"Flip books" – what's that all about?
It was such an odd thing that I couldn't help noticing it first thing this morning, right at the top of Google's books news stories: a piece from PRNewswire proclaiming that "flip books" were back.
I had to read halfway through before I was sure that I really knew what a flip book was. Turns it, it's just what I imagined: one of those books that's basically a stack of drawings in sequential stages of movement. Flip the pages and you've got a movie.
Anyway, this press release went on to proclaim that flip books (invented, by the way, in 1882 by Henry Van Hovenbergh of Elizabeth, New Jersey, and then popularized in the early 1900s as Cracker Jack prizes) are back.
How silly, I thought.
Then an hour later I pick up the spring catalog from Ballantine Books and what is the first thing I see? "Flip! For Decorating," a March, 2009 release in which a series of flip book photos shows how rooms can move from empty to charmingly decorated.
Now intrigued, I Google flip books.
Turns out there are international flip book festivals. There are serious collectors of antique flip books. Flip books even merit their own Wikripedia definition.
And then there's the field of contemporary flip books.
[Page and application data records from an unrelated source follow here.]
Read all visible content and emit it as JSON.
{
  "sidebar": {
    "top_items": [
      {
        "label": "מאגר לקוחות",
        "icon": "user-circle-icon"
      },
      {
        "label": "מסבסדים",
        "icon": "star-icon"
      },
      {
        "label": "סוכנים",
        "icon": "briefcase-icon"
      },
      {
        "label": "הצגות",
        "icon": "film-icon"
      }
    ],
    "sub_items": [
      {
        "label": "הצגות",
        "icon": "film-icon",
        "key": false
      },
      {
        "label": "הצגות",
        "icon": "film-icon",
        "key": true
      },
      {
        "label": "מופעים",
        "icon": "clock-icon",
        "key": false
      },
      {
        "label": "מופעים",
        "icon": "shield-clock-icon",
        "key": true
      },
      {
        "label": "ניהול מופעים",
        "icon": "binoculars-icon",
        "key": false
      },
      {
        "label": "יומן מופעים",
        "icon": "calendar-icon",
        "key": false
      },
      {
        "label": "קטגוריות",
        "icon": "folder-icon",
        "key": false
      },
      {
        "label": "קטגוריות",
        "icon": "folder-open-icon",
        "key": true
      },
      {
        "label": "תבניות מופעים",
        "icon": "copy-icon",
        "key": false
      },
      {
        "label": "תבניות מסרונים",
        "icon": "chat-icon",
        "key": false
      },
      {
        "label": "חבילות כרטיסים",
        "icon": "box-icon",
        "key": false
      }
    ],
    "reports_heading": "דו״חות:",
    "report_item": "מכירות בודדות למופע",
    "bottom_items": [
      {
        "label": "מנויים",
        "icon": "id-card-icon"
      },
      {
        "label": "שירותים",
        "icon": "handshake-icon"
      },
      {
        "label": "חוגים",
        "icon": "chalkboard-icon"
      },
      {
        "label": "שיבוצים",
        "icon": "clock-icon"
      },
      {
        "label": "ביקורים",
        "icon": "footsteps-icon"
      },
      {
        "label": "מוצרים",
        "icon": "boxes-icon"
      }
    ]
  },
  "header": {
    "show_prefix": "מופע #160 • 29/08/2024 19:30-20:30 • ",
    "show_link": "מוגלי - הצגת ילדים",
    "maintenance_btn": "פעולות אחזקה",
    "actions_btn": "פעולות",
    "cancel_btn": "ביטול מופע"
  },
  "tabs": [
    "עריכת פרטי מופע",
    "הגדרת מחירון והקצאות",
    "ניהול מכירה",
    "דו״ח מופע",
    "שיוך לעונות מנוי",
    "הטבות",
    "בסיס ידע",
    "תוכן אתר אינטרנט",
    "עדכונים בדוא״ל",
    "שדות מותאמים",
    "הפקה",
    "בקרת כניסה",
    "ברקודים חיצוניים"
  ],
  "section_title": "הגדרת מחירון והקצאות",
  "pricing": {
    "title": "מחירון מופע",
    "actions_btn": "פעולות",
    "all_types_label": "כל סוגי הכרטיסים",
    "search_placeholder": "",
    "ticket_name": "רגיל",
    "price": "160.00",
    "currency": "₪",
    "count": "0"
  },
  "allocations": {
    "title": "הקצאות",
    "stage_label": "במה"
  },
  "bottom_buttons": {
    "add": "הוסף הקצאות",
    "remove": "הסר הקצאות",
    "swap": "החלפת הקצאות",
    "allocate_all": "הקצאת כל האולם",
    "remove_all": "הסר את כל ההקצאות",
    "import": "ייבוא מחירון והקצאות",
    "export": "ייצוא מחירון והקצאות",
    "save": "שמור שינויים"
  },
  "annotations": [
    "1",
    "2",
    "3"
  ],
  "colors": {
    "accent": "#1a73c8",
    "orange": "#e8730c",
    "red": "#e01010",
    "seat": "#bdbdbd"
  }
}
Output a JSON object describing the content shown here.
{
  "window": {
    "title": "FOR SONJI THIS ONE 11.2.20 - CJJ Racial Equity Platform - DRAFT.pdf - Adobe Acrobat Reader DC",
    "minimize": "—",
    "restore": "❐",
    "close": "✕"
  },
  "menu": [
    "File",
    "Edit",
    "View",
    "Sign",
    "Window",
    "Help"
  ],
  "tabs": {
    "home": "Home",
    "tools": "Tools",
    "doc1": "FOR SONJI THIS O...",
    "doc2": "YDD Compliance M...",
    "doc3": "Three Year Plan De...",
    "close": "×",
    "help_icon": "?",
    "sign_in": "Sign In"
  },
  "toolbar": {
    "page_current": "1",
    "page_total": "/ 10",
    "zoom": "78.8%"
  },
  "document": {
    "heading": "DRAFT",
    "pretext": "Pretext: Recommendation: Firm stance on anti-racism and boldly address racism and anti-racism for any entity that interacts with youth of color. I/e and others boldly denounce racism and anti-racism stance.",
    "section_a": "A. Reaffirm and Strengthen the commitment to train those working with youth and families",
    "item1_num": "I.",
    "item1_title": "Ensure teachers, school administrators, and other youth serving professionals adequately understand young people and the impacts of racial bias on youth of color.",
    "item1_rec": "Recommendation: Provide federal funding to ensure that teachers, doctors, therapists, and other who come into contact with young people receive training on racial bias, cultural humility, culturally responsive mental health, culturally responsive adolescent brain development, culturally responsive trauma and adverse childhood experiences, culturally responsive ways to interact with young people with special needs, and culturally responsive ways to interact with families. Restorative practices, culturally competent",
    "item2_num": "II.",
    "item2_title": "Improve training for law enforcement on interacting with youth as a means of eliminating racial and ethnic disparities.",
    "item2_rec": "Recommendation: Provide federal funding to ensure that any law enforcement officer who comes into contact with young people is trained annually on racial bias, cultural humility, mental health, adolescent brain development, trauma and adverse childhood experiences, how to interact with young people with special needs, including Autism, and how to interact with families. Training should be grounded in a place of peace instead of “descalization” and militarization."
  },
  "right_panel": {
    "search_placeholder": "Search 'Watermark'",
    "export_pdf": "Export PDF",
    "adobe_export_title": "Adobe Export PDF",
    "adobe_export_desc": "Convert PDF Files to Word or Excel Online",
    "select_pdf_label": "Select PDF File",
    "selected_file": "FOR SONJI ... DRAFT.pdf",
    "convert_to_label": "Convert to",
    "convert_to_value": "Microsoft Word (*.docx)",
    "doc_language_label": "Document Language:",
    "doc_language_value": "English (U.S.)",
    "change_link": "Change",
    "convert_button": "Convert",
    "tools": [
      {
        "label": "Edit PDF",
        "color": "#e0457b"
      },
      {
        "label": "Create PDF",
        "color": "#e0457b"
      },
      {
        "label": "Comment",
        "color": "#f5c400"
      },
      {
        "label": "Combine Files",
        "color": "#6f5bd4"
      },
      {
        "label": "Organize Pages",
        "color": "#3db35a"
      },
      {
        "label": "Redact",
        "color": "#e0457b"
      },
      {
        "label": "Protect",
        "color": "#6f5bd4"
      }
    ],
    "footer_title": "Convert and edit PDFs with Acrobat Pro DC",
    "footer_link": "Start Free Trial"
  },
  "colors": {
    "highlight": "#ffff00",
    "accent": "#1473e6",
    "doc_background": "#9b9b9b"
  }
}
There are iPhoto flip books, animated flip books, embedded flip books, You Tube demonstrations of flip books, Solar Flare flip books, and flip books created on pads of Post-It notes.
And much, much more.
So anyway, if you didn't know either, all I can say is, please remember: You heard it here first.